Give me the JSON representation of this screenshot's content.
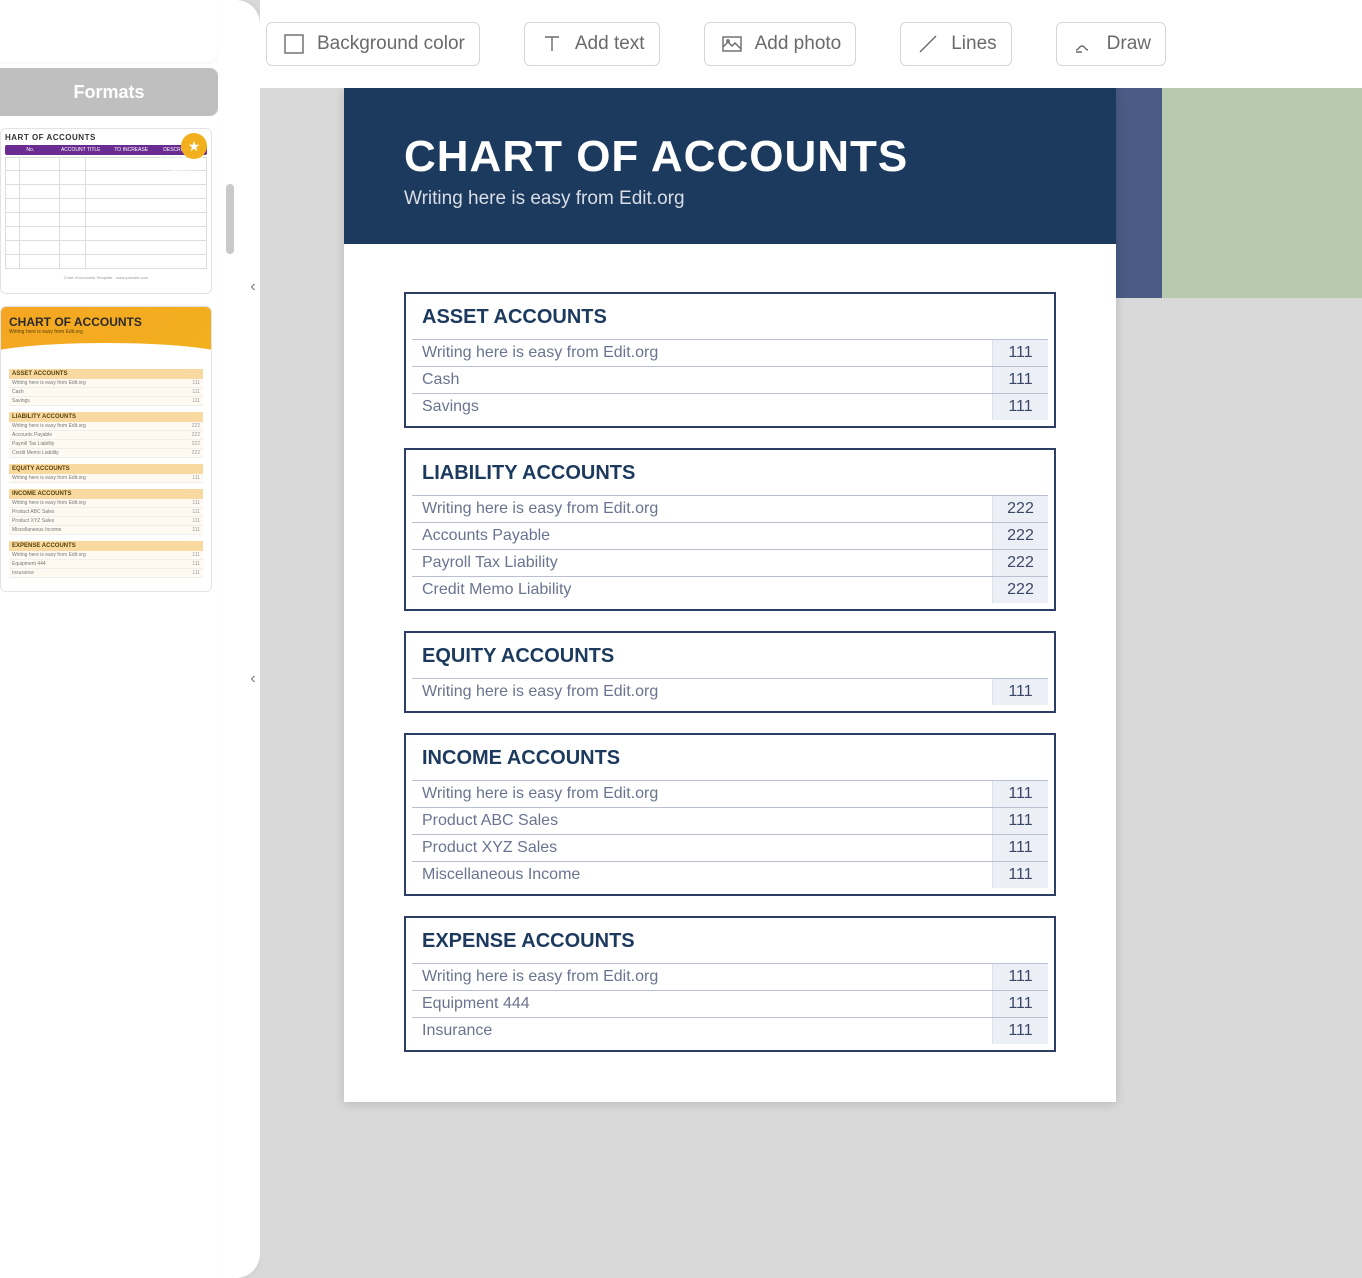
{
  "sidebar": {
    "formats_label": "Formats",
    "thumb1": {
      "title": "HART OF ACCOUNTS",
      "headers": [
        "No.",
        "ACCOUNT TITLE",
        "TO INCREASE",
        "DESCRIPTION / EXPLANATION OF ACCOUNT"
      ],
      "footer": "Chart of Accounts Template - www.yoursite.com"
    },
    "thumb2": {
      "title": "CHART OF ACCOUNTS",
      "subtitle": "Writing here is easy from Edit.org",
      "sections": [
        {
          "h": "ASSET ACCOUNTS",
          "rows": [
            [
              "Writing here is easy from Edit.org",
              "111"
            ],
            [
              "Cash",
              "111"
            ],
            [
              "Savings",
              "111"
            ]
          ]
        },
        {
          "h": "LIABILITY ACCOUNTS",
          "rows": [
            [
              "Writing here is easy from Edit.org",
              "222"
            ],
            [
              "Accounts Payable",
              "222"
            ],
            [
              "Payroll Tax Liability",
              "222"
            ],
            [
              "Credit Memo Liability",
              "222"
            ]
          ]
        },
        {
          "h": "EQUITY ACCOUNTS",
          "rows": [
            [
              "Writing here is easy from Edit.org",
              "111"
            ]
          ]
        },
        {
          "h": "INCOME ACCOUNTS",
          "rows": [
            [
              "Writing here is easy from Edit.org",
              "111"
            ],
            [
              "Product ABC Sales",
              "111"
            ],
            [
              "Product XYZ Sales",
              "111"
            ],
            [
              "Miscellaneous Income",
              "111"
            ]
          ]
        },
        {
          "h": "EXPENSE ACCOUNTS",
          "rows": [
            [
              "Writing here is easy from Edit.org",
              "111"
            ],
            [
              "Equipment 444",
              "111"
            ],
            [
              "Insurance",
              "111"
            ]
          ]
        }
      ]
    }
  },
  "toolbar": {
    "bg_color": "Background color",
    "add_text": "Add text",
    "add_photo": "Add photo",
    "lines": "Lines",
    "draw": "Draw"
  },
  "document": {
    "title": "CHART OF ACCOUNTS",
    "subtitle": "Writing here is easy from Edit.org",
    "sections": [
      {
        "title": "ASSET ACCOUNTS",
        "rows": [
          {
            "label": "Writing here is easy from Edit.org",
            "val": "111"
          },
          {
            "label": "Cash",
            "val": "111"
          },
          {
            "label": "Savings",
            "val": "111"
          }
        ]
      },
      {
        "title": "LIABILITY ACCOUNTS",
        "rows": [
          {
            "label": "Writing here is easy from Edit.org",
            "val": "222"
          },
          {
            "label": "Accounts Payable",
            "val": "222"
          },
          {
            "label": "Payroll Tax Liability",
            "val": "222"
          },
          {
            "label": "Credit Memo Liability",
            "val": "222"
          }
        ]
      },
      {
        "title": "EQUITY ACCOUNTS",
        "rows": [
          {
            "label": "Writing here is easy from Edit.org",
            "val": "111"
          }
        ]
      },
      {
        "title": "INCOME ACCOUNTS",
        "rows": [
          {
            "label": "Writing here is easy from Edit.org",
            "val": "111"
          },
          {
            "label": "Product ABC Sales",
            "val": "111"
          },
          {
            "label": "Product XYZ Sales",
            "val": "111"
          },
          {
            "label": "Miscellaneous Income",
            "val": "111"
          }
        ]
      },
      {
        "title": "EXPENSE ACCOUNTS",
        "rows": [
          {
            "label": "Writing here is easy from Edit.org",
            "val": "111"
          },
          {
            "label": "Equipment 444",
            "val": "111"
          },
          {
            "label": "Insurance",
            "val": "111"
          }
        ]
      }
    ]
  }
}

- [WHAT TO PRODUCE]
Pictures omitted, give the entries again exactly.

- [ANSWER BOX]
Give me the JSON representation of this screenshot's content.
{
  "sidebar": {
    "formats_label": "Formats",
    "thumb1": {
      "title": "HART OF ACCOUNTS",
      "headers": [
        "No.",
        "ACCOUNT TITLE",
        "TO INCREASE",
        "DESCRIPTION / EXPLANATION OF ACCOUNT"
      ],
      "footer": "Chart of Accounts Template - www.yoursite.com"
    },
    "thumb2": {
      "title": "CHART OF ACCOUNTS",
      "subtitle": "Writing here is easy from Edit.org",
      "sections": [
        {
          "h": "ASSET ACCOUNTS",
          "rows": [
            [
              "Writing here is easy from Edit.org",
              "111"
            ],
            [
              "Cash",
              "111"
            ],
            [
              "Savings",
              "111"
            ]
          ]
        },
        {
          "h": "LIABILITY ACCOUNTS",
          "rows": [
            [
              "Writing here is easy from Edit.org",
              "222"
            ],
            [
              "Accounts Payable",
              "222"
            ],
            [
              "Payroll Tax Liability",
              "222"
            ],
            [
              "Credit Memo Liability",
              "222"
            ]
          ]
        },
        {
          "h": "EQUITY ACCOUNTS",
          "rows": [
            [
              "Writing here is easy from Edit.org",
              "111"
            ]
          ]
        },
        {
          "h": "INCOME ACCOUNTS",
          "rows": [
            [
              "Writing here is easy from Edit.org",
              "111"
            ],
            [
              "Product ABC Sales",
              "111"
            ],
            [
              "Product XYZ Sales",
              "111"
            ],
            [
              "Miscellaneous Income",
              "111"
            ]
          ]
        },
        {
          "h": "EXPENSE ACCOUNTS",
          "rows": [
            [
              "Writing here is easy from Edit.org",
              "111"
            ],
            [
              "Equipment 444",
              "111"
            ],
            [
              "Insurance",
              "111"
            ]
          ]
        }
      ]
    }
  },
  "toolbar": {
    "bg_color": "Background color",
    "add_text": "Add text",
    "add_photo": "Add photo",
    "lines": "Lines",
    "draw": "Draw"
  },
  "document": {
    "title": "CHART OF ACCOUNTS",
    "subtitle": "Writing here is easy from Edit.org",
    "sections": [
      {
        "title": "ASSET ACCOUNTS",
        "rows": [
          {
            "label": "Writing here is easy from Edit.org",
            "val": "111"
          },
          {
            "label": "Cash",
            "val": "111"
          },
          {
            "label": "Savings",
            "val": "111"
          }
        ]
      },
      {
        "title": "LIABILITY ACCOUNTS",
        "rows": [
          {
            "label": "Writing here is easy from Edit.org",
            "val": "222"
          },
          {
            "label": "Accounts Payable",
            "val": "222"
          },
          {
            "label": "Payroll Tax Liability",
            "val": "222"
          },
          {
            "label": "Credit Memo Liability",
            "val": "222"
          }
        ]
      },
      {
        "title": "EQUITY ACCOUNTS",
        "rows": [
          {
            "label": "Writing here is easy from Edit.org",
            "val": "111"
          }
        ]
      },
      {
        "title": "INCOME ACCOUNTS",
        "rows": [
          {
            "label": "Writing here is easy from Edit.org",
            "val": "111"
          },
          {
            "label": "Product ABC Sales",
            "val": "111"
          },
          {
            "label": "Product XYZ Sales",
            "val": "111"
          },
          {
            "label": "Miscellaneous Income",
            "val": "111"
          }
        ]
      },
      {
        "title": "EXPENSE ACCOUNTS",
        "rows": [
          {
            "label": "Writing here is easy from Edit.org",
            "val": "111"
          },
          {
            "label": "Equipment 444",
            "val": "111"
          },
          {
            "label": "Insurance",
            "val": "111"
          }
        ]
      }
    ]
  }
}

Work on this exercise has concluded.